After all, if Paul had viewed those sexual prohibitions as merely expressions of ethnic behavior — or as elements of the old covenant that Christians have been freed from through the New Covenant — then Paul would have been accepting of the man in the Corinthian church who was in a relationship with his father’s wife (no incestuous blood connection, only cultural prohibitions). Instead, he told the church to put the man out of the fellowship (6).

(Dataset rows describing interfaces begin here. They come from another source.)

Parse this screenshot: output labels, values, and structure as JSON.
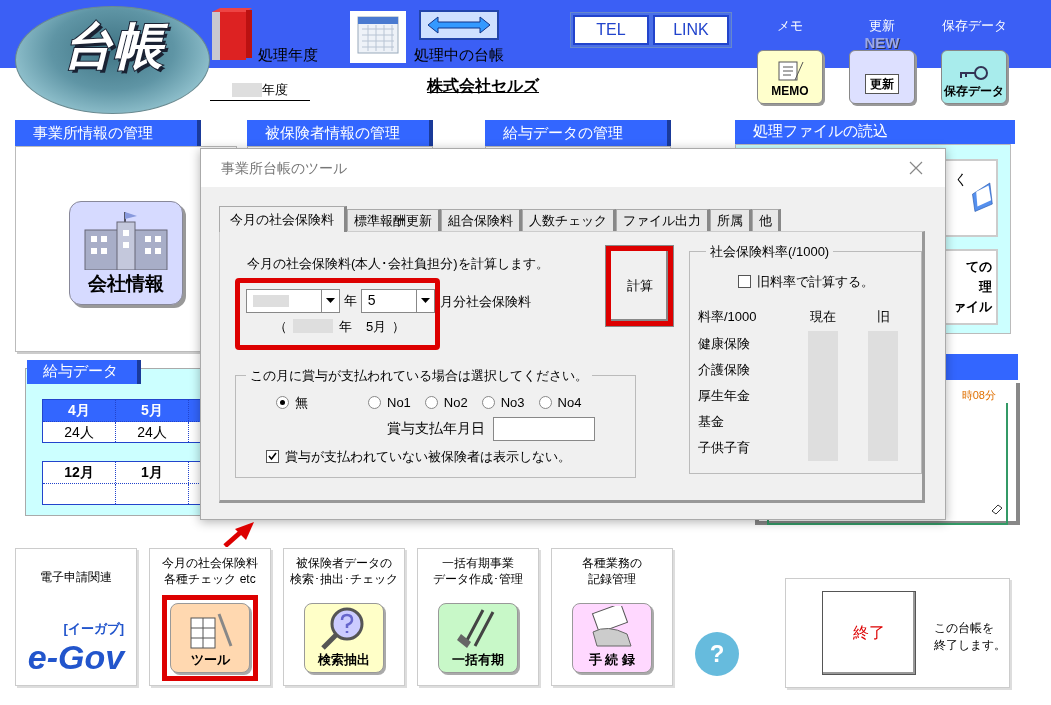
{
  "header": {
    "logo": "台帳",
    "fiscal_year_label": "処理年度",
    "fiscal_year_suffix": "年度",
    "ledger_label": "処理中の台帳",
    "company": "株式会社セルズ",
    "links": [
      "TEL",
      "LINK"
    ],
    "tools": [
      {
        "kind": "memo",
        "label": "メモ",
        "badge": "MEMO"
      },
      {
        "kind": "update",
        "label": "更新",
        "badge": "更新",
        "corner": "NEW"
      },
      {
        "kind": "save",
        "label": "保存データ",
        "badge": "保存データ"
      }
    ]
  },
  "office": {
    "title": "事業所情報の管理",
    "button": "会社情報"
  },
  "covered_panels": [
    "被保険者情報の管理",
    "給与データの管理"
  ],
  "files": {
    "title": "処理ファイルの読込",
    "button_1": "く",
    "button_2": [
      "ての",
      "理",
      "ァイル"
    ]
  },
  "clock": {
    "time": "時08分"
  },
  "salary": {
    "title": "給与データ",
    "blocks": [
      {
        "months": [
          "4月",
          "5月"
        ],
        "counts": [
          "24人",
          "24人"
        ],
        "header_filled": true
      },
      {
        "months": [
          "12月",
          "1月"
        ],
        "header_filled": false
      }
    ]
  },
  "dialog": {
    "title": "事業所台帳のツール",
    "tabs": [
      {
        "label": "今月の社会保険料",
        "selected": true
      },
      {
        "label": "標準報酬更新",
        "selected": false
      },
      {
        "label": "組合保険料",
        "selected": false
      },
      {
        "label": "人数チェック",
        "selected": false
      },
      {
        "label": "ファイル出力",
        "selected": false
      },
      {
        "label": "所属",
        "selected": false
      },
      {
        "label": "他",
        "selected": false
      }
    ],
    "intro": "今月の社会保険料(本人･会社負担分)を計算します。",
    "year_unit": "年",
    "month_value": "5",
    "month_suffix": "月分社会保険料",
    "period_open": "（",
    "period_year_unit": "年",
    "period_month": "5月",
    "period_close": "）",
    "inputs_highlighted": true,
    "calc_button": "計算",
    "calc_highlighted": true,
    "bonus": {
      "legend": "この月に賞与が支払われている場合は選択してください。",
      "options": [
        {
          "label": "無",
          "selected": true
        },
        {
          "label": "No1",
          "selected": false
        },
        {
          "label": "No2",
          "selected": false
        },
        {
          "label": "No3",
          "selected": false
        },
        {
          "label": "No4",
          "selected": false
        }
      ],
      "date_label": "賞与支払年月日",
      "hide_unpaid": {
        "label": "賞与が支払われていない被保険者は表示しない。",
        "checked": true
      }
    },
    "rates": {
      "legend": "社会保険料率(/1000)",
      "use_old": {
        "label": "旧料率で計算する。",
        "checked": false
      },
      "columns": [
        "料率/1000",
        "現在",
        "旧"
      ],
      "rows": [
        "健康保険",
        "介護保険",
        "厚生年金",
        "基金",
        "子供子育"
      ]
    }
  },
  "tiles": [
    {
      "kind": "egov",
      "caption": [
        "電子申請関連"
      ],
      "badge": "e-Gov",
      "sub": "[イーガブ]",
      "highlighted": false
    },
    {
      "kind": "tools",
      "caption": [
        "今月の社会保険料",
        "各種チェック etc"
      ],
      "badge": "ツール",
      "highlighted": true
    },
    {
      "kind": "search",
      "caption": [
        "被保険者データの",
        "検索･抽出･チェック"
      ],
      "badge": "検索抽出",
      "highlighted": false
    },
    {
      "kind": "shovel",
      "caption": [
        "一括有期事業",
        "データ作成･管理"
      ],
      "badge": "一括有期",
      "highlighted": false
    },
    {
      "kind": "record",
      "caption": [
        "各種業務の",
        "記録管理"
      ],
      "badge": "手 続 録",
      "highlighted": false
    }
  ],
  "help": "?",
  "exit": {
    "button": "終了",
    "note": [
      "この台帳を",
      "終了します。"
    ]
  }
}
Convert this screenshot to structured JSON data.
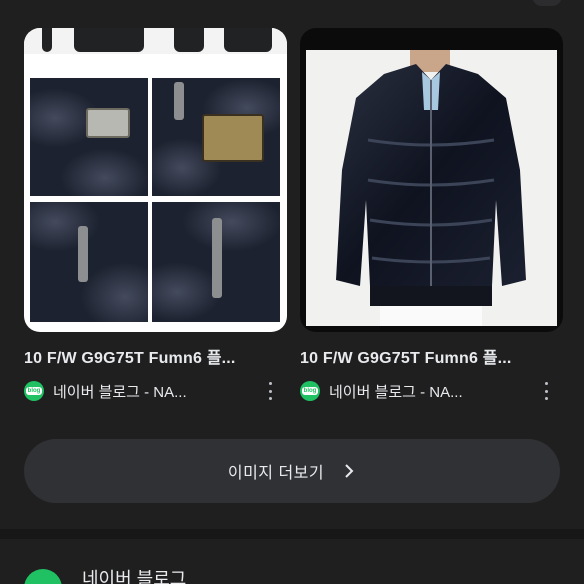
{
  "cards": [
    {
      "title": "10 F/W G9G75T Fumn6 플...",
      "source": "네이버 블로그 - NA...",
      "source_icon_text": "blog"
    },
    {
      "title": "10 F/W G9G75T Fumn6 플...",
      "source": "네이버 블로그 - NA...",
      "source_icon_text": "blog"
    }
  ],
  "more_images": {
    "label": "이미지 더보기"
  },
  "next_result": {
    "site": "네이버 블로그"
  },
  "colors": {
    "background": "#1f1f1f",
    "button": "#303134",
    "naver_green": "#1fc162",
    "text": "#e8eaed"
  }
}
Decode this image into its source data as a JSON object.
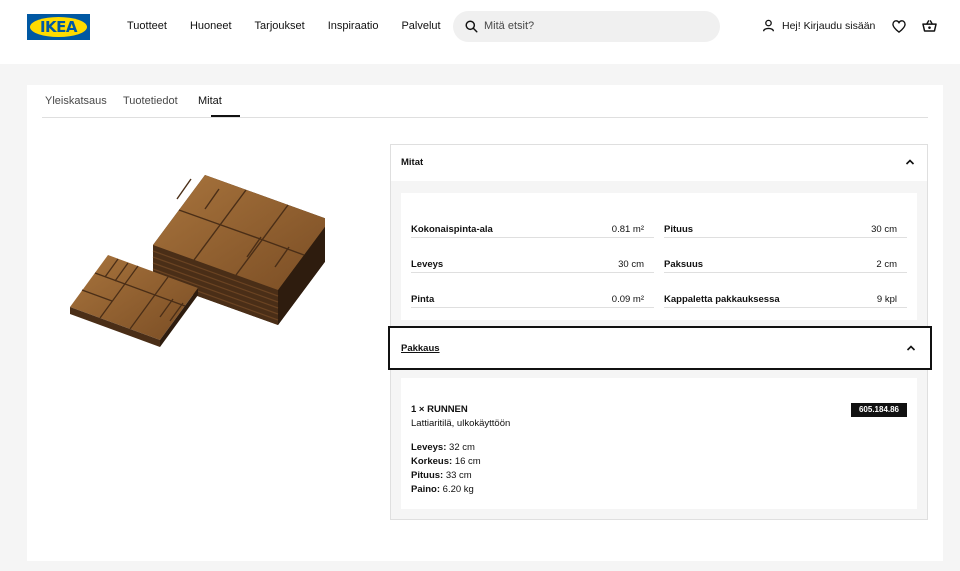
{
  "header": {
    "logo_text": "IKEA",
    "nav": [
      "Tuotteet",
      "Huoneet",
      "Tarjoukset",
      "Inspiraatio",
      "Palvelut"
    ],
    "search_placeholder": "Mitä etsit?",
    "login_label": "Hej! Kirjaudu sisään",
    "icons": {
      "search": "search-icon",
      "user": "user-icon",
      "favourites": "heart-icon",
      "cart": "cart-icon"
    }
  },
  "tabs": [
    {
      "label": "Yleiskatsaus",
      "active": false
    },
    {
      "label": "Tuotetiedot",
      "active": false
    },
    {
      "label": "Mitat",
      "active": true
    }
  ],
  "product_image": {
    "name": "product-image"
  },
  "mitat": {
    "title": "Mitat",
    "expanded": true,
    "rows": [
      {
        "label": "Kokonaispinta-ala",
        "value": "0.81 m²"
      },
      {
        "label": "Leveys",
        "value": "30 cm"
      },
      {
        "label": "Pinta",
        "value": "0.09 m²"
      },
      {
        "label": "Pituus",
        "value": "30 cm"
      },
      {
        "label": "Paksuus",
        "value": "2 cm"
      },
      {
        "label": "Kappaletta pakkauksessa",
        "value": "9 kpl"
      }
    ]
  },
  "pakkaus": {
    "title": "Pakkaus",
    "expanded": true,
    "item": {
      "name": "1 × RUNNEN",
      "description": "Lattiaritilä, ulkokäyttöön",
      "article_number": "605.184.86",
      "specs": [
        {
          "label": "Leveys:",
          "value": "32 cm"
        },
        {
          "label": "Korkeus:",
          "value": "16 cm"
        },
        {
          "label": "Pituus:",
          "value": "33 cm"
        },
        {
          "label": "Paino:",
          "value": "6.20 kg"
        }
      ]
    }
  },
  "colors": {
    "ikea_blue": "#0058a3",
    "ikea_yellow": "#ffdb00",
    "wood": "#8a5a2b"
  }
}
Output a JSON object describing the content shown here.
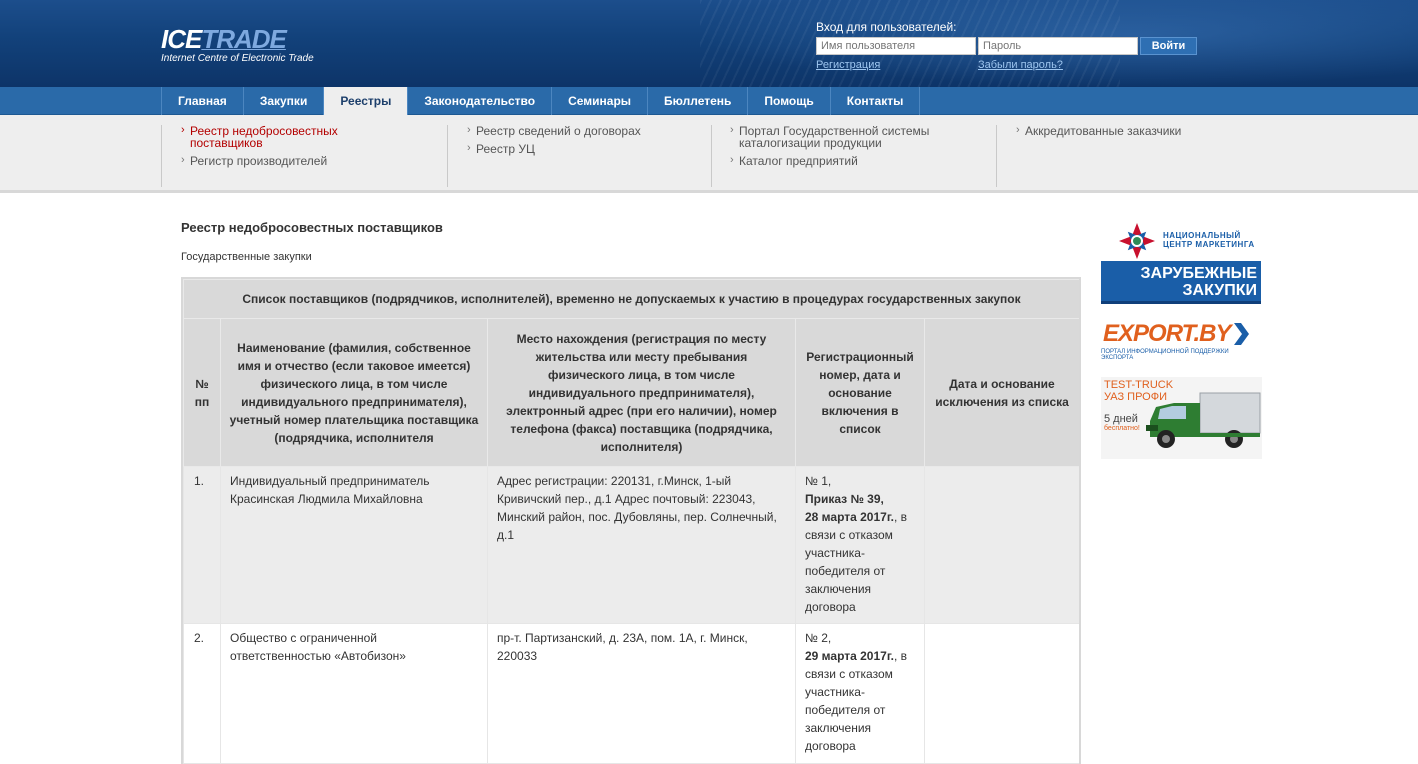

Wright’s essay also suggests that our discussion of sexuality in general cannot be limited to those few passages that deal explicitly with same-sex relations. He writes, “When Paul writes a long chapter on the resurrection of the body (chapter 15), this is not simply because he has been working through a long list of topics and has now decided to deal with this one. It is because the resurrection of the body has been basic to his understanding throughout, not least his understanding of ethics, not least his view of sexual ethics” (7). And Wright claims that Paul would have viewed the “moral relativism” in which the Western church is engaged as “dehumanizing and degrading” (8), and he would have viewed homosexual behavior as being outside the “genuine humanness” against which all people will be measured on Judgment Day.

And all that’s before Wright turns explicitly to the question of how the church — read American church — deals with homosexuality in our current moment of transition from “modernism” (the legacy of the enlightenment) to “post-modernism” (the realization that, rather than benefiting the rest of humanity, the heirs of enlightenment have imposed a world in which someone always benefits personally, financially or sexually).

I think Wright’s harshest statement comes when he says: “We have become tolerant of everything except intolerance, about which we ourselves are extremely intolerant. If someone thinks through an issue and, irrespective of his or her feelings on the subject, reaches a considered judgement that doing X is right and doing Y is wrong, they no sooner come out and say so than someone else will accuse them of phobia. If someone says stealing is wrong, we expect someone else to say, ‘You only say that because you’re kleptophobic’” (8).

Indeed, Wright would view all the careful theological analysis offered in “For the Bible Tells Me So” as merely a privileging of Experience (personal feeling) over the time-tested standards of Reasons, Scripture and Tradition (8).

But in that statement, Wright also issues a warning to his American readers — who he thinks have an overly simplistic understanding of global issues of social justice. He warns American progressives not to assume that those in the international community who stand against them on “instincts for holiness” (14) will disagree with them on issues of economic justice. Likewise, he advises American progressives to not assume they can appeal to an international community through the language of minority and victim-hood when it comes to issues of sexual morality.

Indeed, while homosexuality used to be described as the “English vice,” Wright implies it is now an extension of American imperialism.

“Part of that imperial arrogance in our own day, I believe, is the insistence that we, the empire, the West, America, or wherever, are in a position to tell the societies that we are already exploiting in a thousand different ways that they should alter their deep-rooted moralities to accommodate our newly invented ones. There is something worryingly imperial about the practice itself and about the insistence on everybody else endorsing it. It is often said that the poor want justice while the rich want peace. We now have a situation where two-thirds of the world wants debt relief and one-third wants sex. That is, I think, a tell-tale sign that something is wrong at a deep structural level.”

It's a harsh critique, but one that can't be easily dismissed.

No comments:

Post a Comment

Thanks for sending in your comment. Because this is a moderated forum, it will need to be reviewed before going live. We'll try to get it on the site as quickly as possible.